29 3/16 x 24 inches
The Robert Lee Blaffer Memorial Collection
Gift of Sarah Campbell Blaffer
Paul Cézanne produced more than 40 painted portraits of his wife, Hortense Fiquet, during their roughly three decades together. In the MFAH version, Hortense is striking in her plainness. Cézanne makes no attempt to probe her personality or emotional state. Rather, his primary interest is in the relationship of forms.
In Madame Cézanne in Blue, he creates subtle tensions between Hortense's body and the space that surrounds her. For example, the brown shapes in the background merge with her body in an undefined, mysterious manner, making the space behind her right side difficult to read. Also, the right side of her face is presented as a mask-like form, a cutout on top of the background. Cézanne's treatment of the left side of her body is completely different. Through contrasts of light and shade set against a light-filled background, he defines the space more clearly.

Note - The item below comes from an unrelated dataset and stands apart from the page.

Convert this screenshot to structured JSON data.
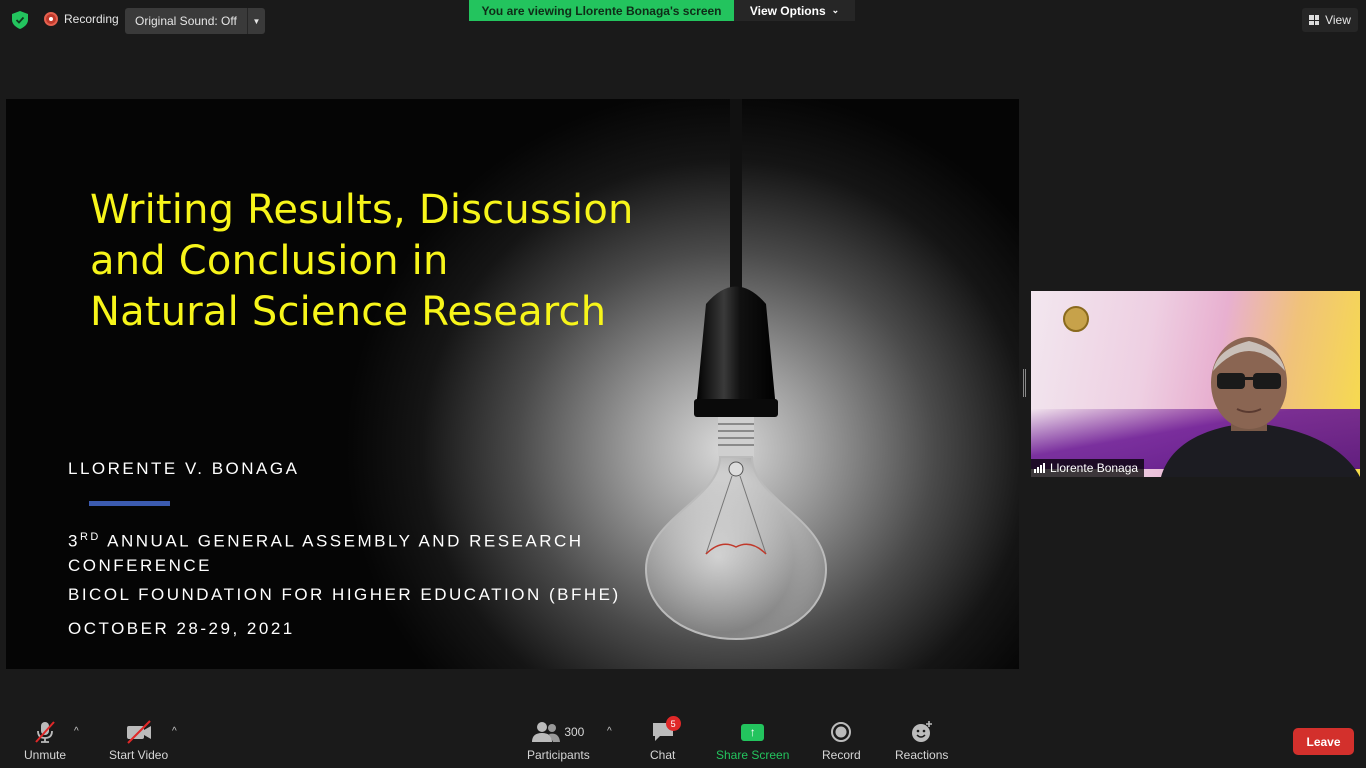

Cézanne's work exerted a profound influence on modern painting. First trained in his native Aix-en-Provence, Cézanne went in 1861 to Paris, where he studied at the informal Académie Suisse and met Impressionist painter Camille Pissarro, who influenced Cézanne's artistic development. Cézanne sought—in contrast to his Impressionist contemporaries—a classicizing, less-naturalistic mode of expression, and he attempted to realize in his canvases the sensations of light and color that he saw in nature. In his maturity he came to harmonize two seemingly antagonistic styles; he imposed Impressionist free brushwork and the high-keyed color of natural light on compositions in which individual elements, including the human form, were reordered and even distorted.